» Task to complete: Nothing but an exact copy of the data should be output.

-- Opening Marker --

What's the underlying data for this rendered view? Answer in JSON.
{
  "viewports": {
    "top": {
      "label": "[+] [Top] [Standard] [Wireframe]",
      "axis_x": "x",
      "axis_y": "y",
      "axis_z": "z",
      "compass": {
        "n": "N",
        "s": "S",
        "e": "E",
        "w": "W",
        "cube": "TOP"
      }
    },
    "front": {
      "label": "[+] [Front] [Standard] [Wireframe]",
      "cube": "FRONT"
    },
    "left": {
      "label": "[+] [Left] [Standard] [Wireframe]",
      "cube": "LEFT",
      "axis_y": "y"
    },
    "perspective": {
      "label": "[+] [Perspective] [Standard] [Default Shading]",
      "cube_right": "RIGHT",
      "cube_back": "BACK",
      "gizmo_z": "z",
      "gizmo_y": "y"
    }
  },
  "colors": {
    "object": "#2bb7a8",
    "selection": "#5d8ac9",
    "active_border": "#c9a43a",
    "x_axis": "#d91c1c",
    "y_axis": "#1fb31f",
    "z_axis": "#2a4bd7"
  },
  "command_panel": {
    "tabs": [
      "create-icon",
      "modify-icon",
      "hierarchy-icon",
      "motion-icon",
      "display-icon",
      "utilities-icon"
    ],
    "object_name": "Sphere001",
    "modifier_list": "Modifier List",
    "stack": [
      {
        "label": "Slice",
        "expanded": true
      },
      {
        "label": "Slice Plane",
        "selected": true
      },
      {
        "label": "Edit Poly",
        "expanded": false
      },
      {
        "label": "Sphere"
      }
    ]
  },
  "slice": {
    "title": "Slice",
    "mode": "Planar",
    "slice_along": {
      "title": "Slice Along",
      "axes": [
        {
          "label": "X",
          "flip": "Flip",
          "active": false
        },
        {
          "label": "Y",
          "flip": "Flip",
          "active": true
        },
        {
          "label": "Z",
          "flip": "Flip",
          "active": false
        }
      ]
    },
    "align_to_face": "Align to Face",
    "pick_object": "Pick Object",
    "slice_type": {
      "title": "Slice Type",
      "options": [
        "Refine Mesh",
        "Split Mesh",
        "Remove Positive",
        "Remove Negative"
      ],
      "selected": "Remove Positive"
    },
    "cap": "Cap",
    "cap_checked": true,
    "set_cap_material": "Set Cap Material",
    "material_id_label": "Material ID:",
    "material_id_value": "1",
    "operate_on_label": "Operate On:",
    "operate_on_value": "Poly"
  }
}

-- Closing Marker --

» Solved exercise:
What's the underlying data for this rendered view? Answer in JSON.
{
  "viewports": {
    "top": {
      "label": "[+] [Top] [Standard] [Wireframe]",
      "axis_x": "x",
      "axis_y": "y",
      "axis_z": "z",
      "compass": {
        "n": "N",
        "s": "S",
        "e": "E",
        "w": "W",
        "cube": "TOP"
      }
    },
    "front": {
      "label": "[+] [Front] [Standard] [Wireframe]",
      "cube": "FRONT"
    },
    "left": {
      "label": "[+] [Left] [Standard] [Wireframe]",
      "cube": "LEFT",
      "axis_y": "y"
    },
    "perspective": {
      "label": "[+] [Perspective] [Standard] [Default Shading]",
      "cube_right": "RIGHT",
      "cube_back": "BACK",
      "gizmo_z": "z",
      "gizmo_y": "y"
    }
  },
  "colors": {
    "object": "#2bb7a8",
    "selection": "#5d8ac9",
    "active_border": "#c9a43a",
    "x_axis": "#d91c1c",
    "y_axis": "#1fb31f",
    "z_axis": "#2a4bd7"
  },
  "command_panel": {
    "tabs": [
      "create-icon",
      "modify-icon",
      "hierarchy-icon",
      "motion-icon",
      "display-icon",
      "utilities-icon"
    ],
    "object_name": "Sphere001",
    "modifier_list": "Modifier List",
    "stack": [
      {
        "label": "Slice",
        "expanded": true
      },
      {
        "label": "Slice Plane",
        "selected": true
      },
      {
        "label": "Edit Poly",
        "expanded": false
      },
      {
        "label": "Sphere"
      }
    ]
  },
  "slice": {
    "title": "Slice",
    "mode": "Planar",
    "slice_along": {
      "title": "Slice Along",
      "axes": [
        {
          "label": "X",
          "flip": "Flip",
          "active": false
        },
        {
          "label": "Y",
          "flip": "Flip",
          "active": true
        },
        {
          "label": "Z",
          "flip": "Flip",
          "active": false
        }
      ]
    },
    "align_to_face": "Align to Face",
    "pick_object": "Pick Object",
    "slice_type": {
      "title": "Slice Type",
      "options": [
        "Refine Mesh",
        "Split Mesh",
        "Remove Positive",
        "Remove Negative"
      ],
      "selected": "Remove Positive"
    },
    "cap": "Cap",
    "cap_checked": true,
    "set_cap_material": "Set Cap Material",
    "material_id_label": "Material ID:",
    "material_id_value": "1",
    "operate_on_label": "Operate On:",
    "operate_on_value": "Poly"
  }
}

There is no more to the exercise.